"Are they breathing faster or do you see them sucking in their belly a lot to breathe? Apnea – a pause in breathing – is common in premature babies or infants under 1 month of age who have RSV," Gavigan said. "Are they feeding enough to stay hydrated? We often see loss of appetite, or they're working really hard to breathe while they're feeding."
Children at high risk of complications from RSV are often prescribed monthly injections of palivizumab (Synagis). This monoclonal antibody helps prevent serious lung infections and hospitalizations, Gavigan said.
Who's most at risk?
Premature infants born at 29 weeks' gestation or less and infants younger than 6 months are among those most at risk from the virus.
Children younger than 2 years old who have chronic lung disease or congenital heart disease are also at higher risk, as are kids with a weakened immune system or neuromuscular disorders.
Yet all infants and toddlers might be more at risk this year. In a June health advisory, the U.S. Centers for Disease Control and Prevention warned medical professionals that older infants and toddlers might be at greater than usual risk of severe RSV-associated illness because it was unlikely that they had typical levels of exposure to RSV during the previous 15 months.
"By age 2, most children have had RSV, and symptoms usually peak around five to seven days before resolving on its own," Gavigan said. "However, 1% to 3% of children will be hospitalized with it."
Taking steps to prevent RSV looks similar to what you might do to avoid other respiratory viruses.
RSV is spread through respiratory droplets and can live on surfaces. Penn State Health advises disinfecting high-touch areas like doorknobs and countertops.
"Wash your hands frequently, wear a mask, stay at home if you are sick and get a flu shot," Gavigan said.
Children over the age of 6 months can safely get a flu shot, and should do so, according to the CDC.

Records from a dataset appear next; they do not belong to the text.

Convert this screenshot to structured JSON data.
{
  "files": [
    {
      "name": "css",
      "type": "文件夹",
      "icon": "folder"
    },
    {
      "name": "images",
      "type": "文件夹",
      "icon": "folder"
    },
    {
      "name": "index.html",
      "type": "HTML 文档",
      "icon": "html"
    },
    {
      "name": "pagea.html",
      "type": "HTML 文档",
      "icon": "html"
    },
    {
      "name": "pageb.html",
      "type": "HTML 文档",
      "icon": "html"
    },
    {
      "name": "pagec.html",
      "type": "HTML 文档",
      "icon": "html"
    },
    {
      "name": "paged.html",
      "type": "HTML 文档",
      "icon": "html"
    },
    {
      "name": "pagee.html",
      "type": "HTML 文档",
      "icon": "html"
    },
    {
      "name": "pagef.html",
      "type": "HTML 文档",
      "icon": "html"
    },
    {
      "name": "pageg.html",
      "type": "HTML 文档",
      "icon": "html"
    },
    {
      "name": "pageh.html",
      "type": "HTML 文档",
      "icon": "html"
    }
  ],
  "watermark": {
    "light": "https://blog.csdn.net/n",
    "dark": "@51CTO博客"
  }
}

The U.S. Centers for Disease Control and Prevention has more on respiratory syncytial virus (RSV).
SOURCE: Penn State Health, news release, Oct. 14, 2021